DATA SECTION: Begin

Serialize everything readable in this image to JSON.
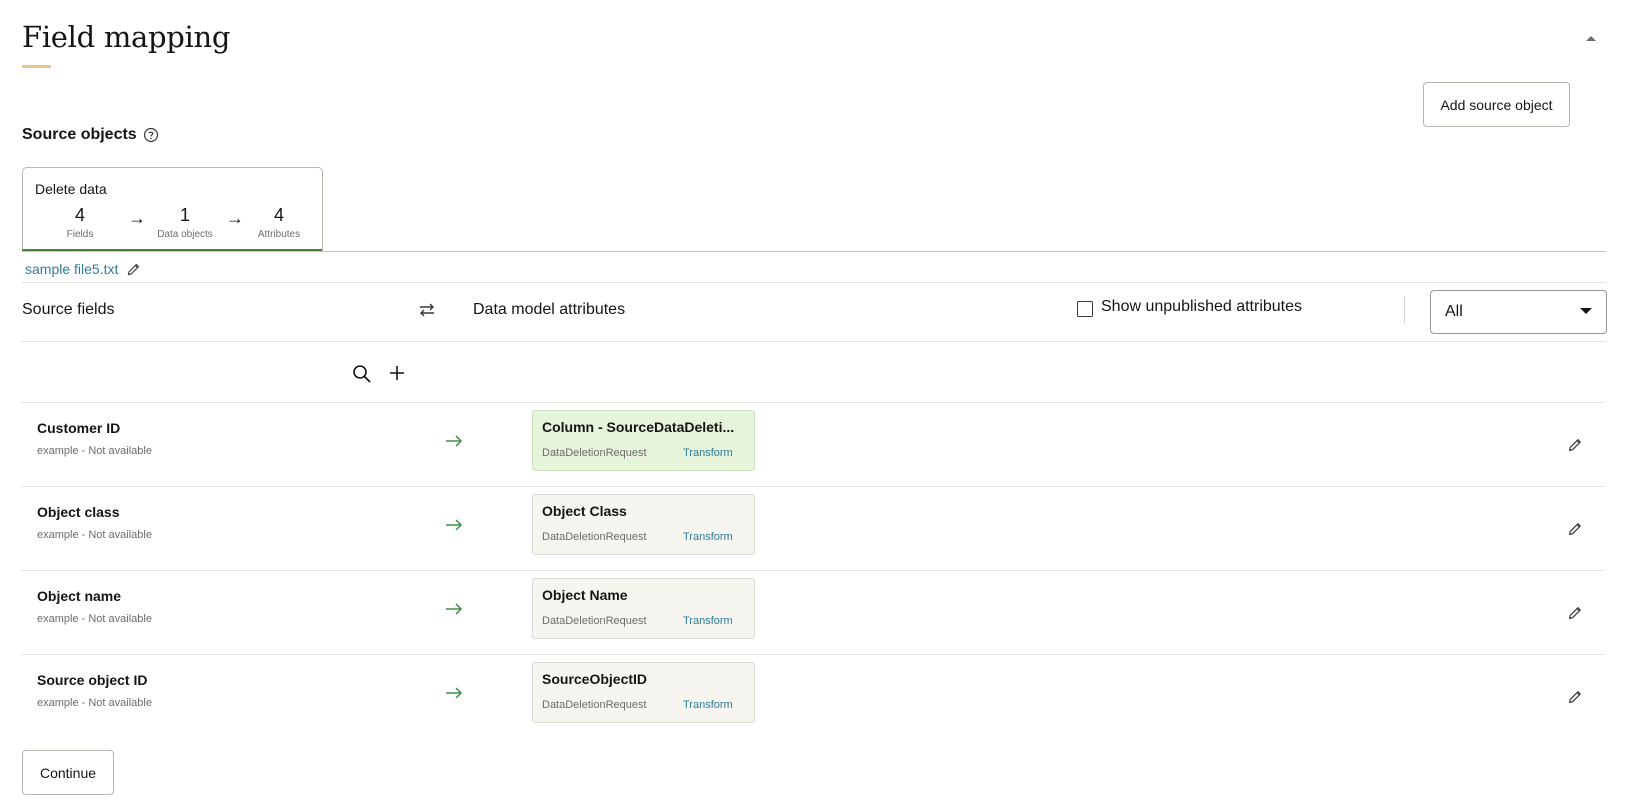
{
  "header": {
    "title": "Field mapping",
    "add_source_label": "Add source object"
  },
  "source_objects": {
    "title": "Source objects",
    "card": {
      "title": "Delete data",
      "fields_count": "4",
      "fields_label": "Fields",
      "data_objects_count": "1",
      "data_objects_label": "Data objects",
      "attributes_count": "4",
      "attributes_label": "Attributes"
    },
    "file_name": "sample file5.txt"
  },
  "mapping_header": {
    "source_fields": "Source fields",
    "data_model_attributes": "Data model attributes",
    "show_unpublished_label": "Show unpublished attributes",
    "show_unpublished_checked": false,
    "filter_value": "All"
  },
  "rows": [
    {
      "name": "Customer ID",
      "example": "example - Not available",
      "attribute": "Column - SourceDataDeleti...",
      "object": "DataDeletionRequest",
      "transform": "Transform",
      "mapped": true
    },
    {
      "name": "Object class",
      "example": "example - Not available",
      "attribute": "Object Class",
      "object": "DataDeletionRequest",
      "transform": "Transform",
      "mapped": false
    },
    {
      "name": "Object name",
      "example": "example - Not available",
      "attribute": "Object Name",
      "object": "DataDeletionRequest",
      "transform": "Transform",
      "mapped": false
    },
    {
      "name": "Source object ID",
      "example": "example - Not available",
      "attribute": "SourceObjectID",
      "object": "DataDeletionRequest",
      "transform": "Transform",
      "mapped": false
    }
  ],
  "footer": {
    "continue_label": "Continue"
  },
  "colors": {
    "accent_underline": "#e7c789",
    "active_tab": "#4f7d3f",
    "link": "#2d7d9a",
    "arrow": "#3f8f4a",
    "mapped_bg": "#e6f4dc"
  }
}
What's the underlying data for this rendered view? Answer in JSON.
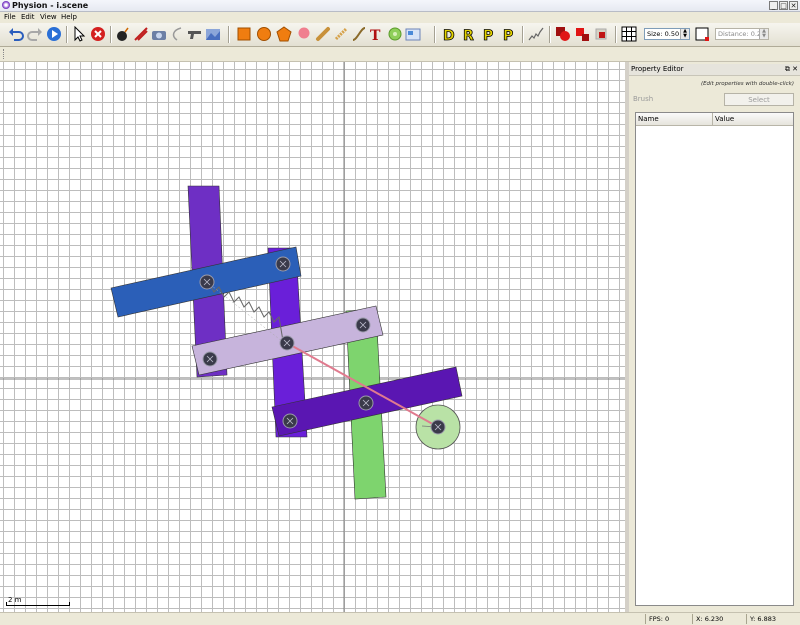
{
  "window": {
    "title": "Physion - i.scene",
    "min": "_",
    "max": "□",
    "close": "✕"
  },
  "menu": [
    "File",
    "Edit",
    "View",
    "Help"
  ],
  "toolbar": {
    "letter_tools": [
      "D",
      "R",
      "P",
      "P"
    ],
    "size": {
      "label": "Size:",
      "value": "0.50"
    },
    "distance": {
      "label": "Distance:",
      "value": "0.20"
    }
  },
  "scale": {
    "label": "2 m"
  },
  "property_editor": {
    "title": "Property Editor",
    "hint": "(Edit properties with double-click)",
    "brush_label": "Brush",
    "select_button": "Select",
    "columns": [
      "Name",
      "Value"
    ]
  },
  "status": {
    "fps": "FPS: 0",
    "x": "X: 6.230",
    "y": "Y: 6.883"
  },
  "colors": {
    "bar_violet": "#6e2fc4",
    "bar_purple": "#6a1fd9",
    "bar_blue": "#2b5fb8",
    "bar_lilac": "#c7b4dc",
    "bar_indigo": "#5a16b2",
    "bar_green": "#7ed46e",
    "wheel": "#b9e2a6",
    "rope": "#e07a8e",
    "axes": "#808080"
  }
}
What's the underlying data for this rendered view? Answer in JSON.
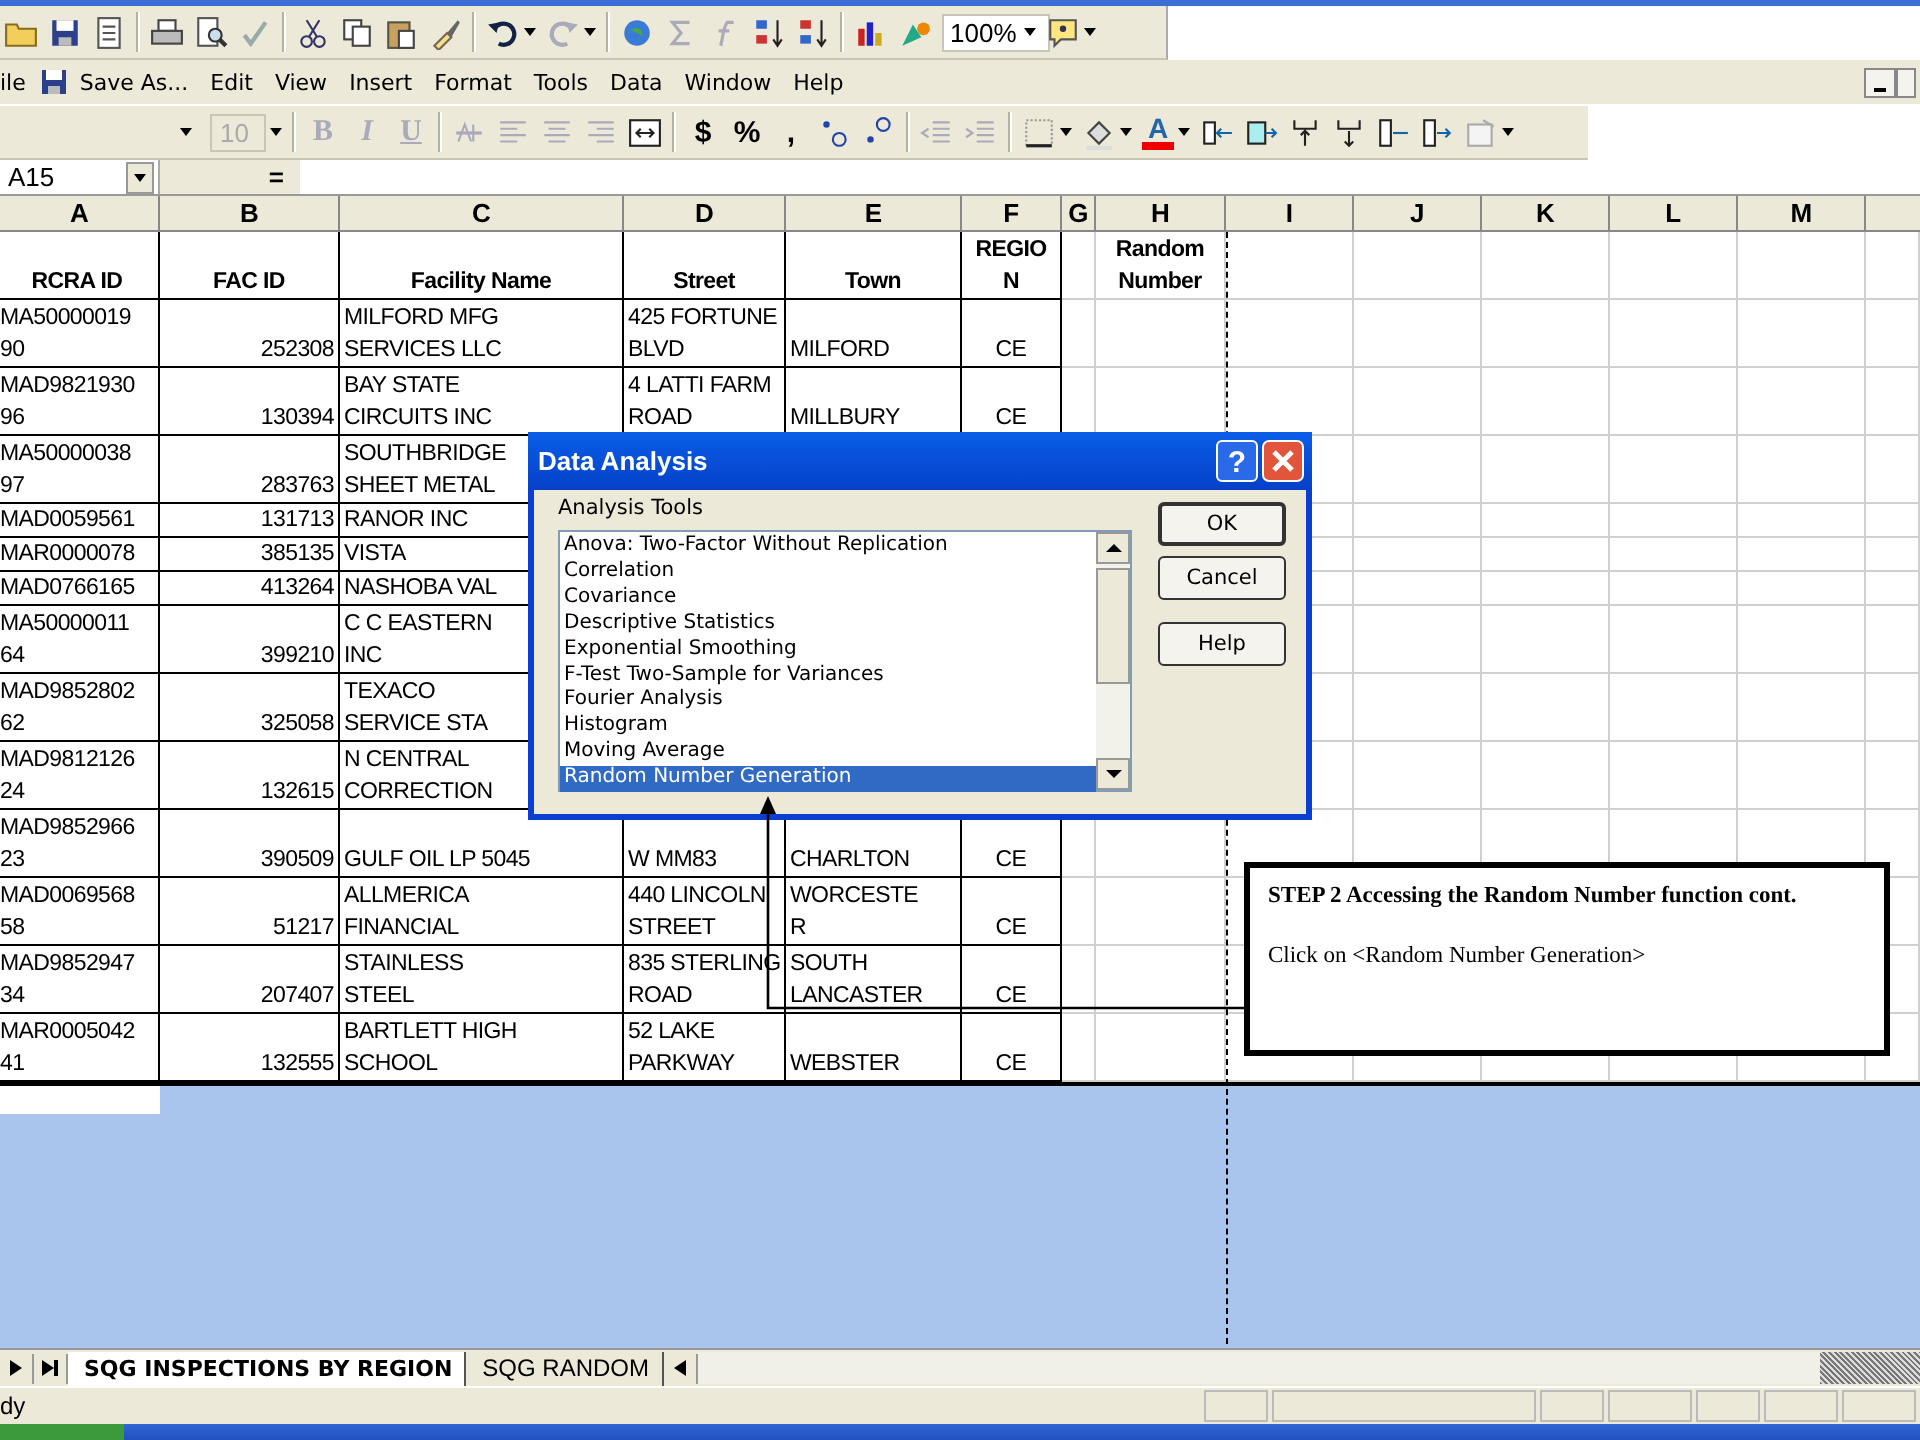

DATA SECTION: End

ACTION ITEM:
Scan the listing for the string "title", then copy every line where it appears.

ANSWER AREA:
    "title": "Field mapping",
    "title": "Source objects",
      "title": "Delete data",
    "title": "Physion - i.scene",
    "title": "Property Editor",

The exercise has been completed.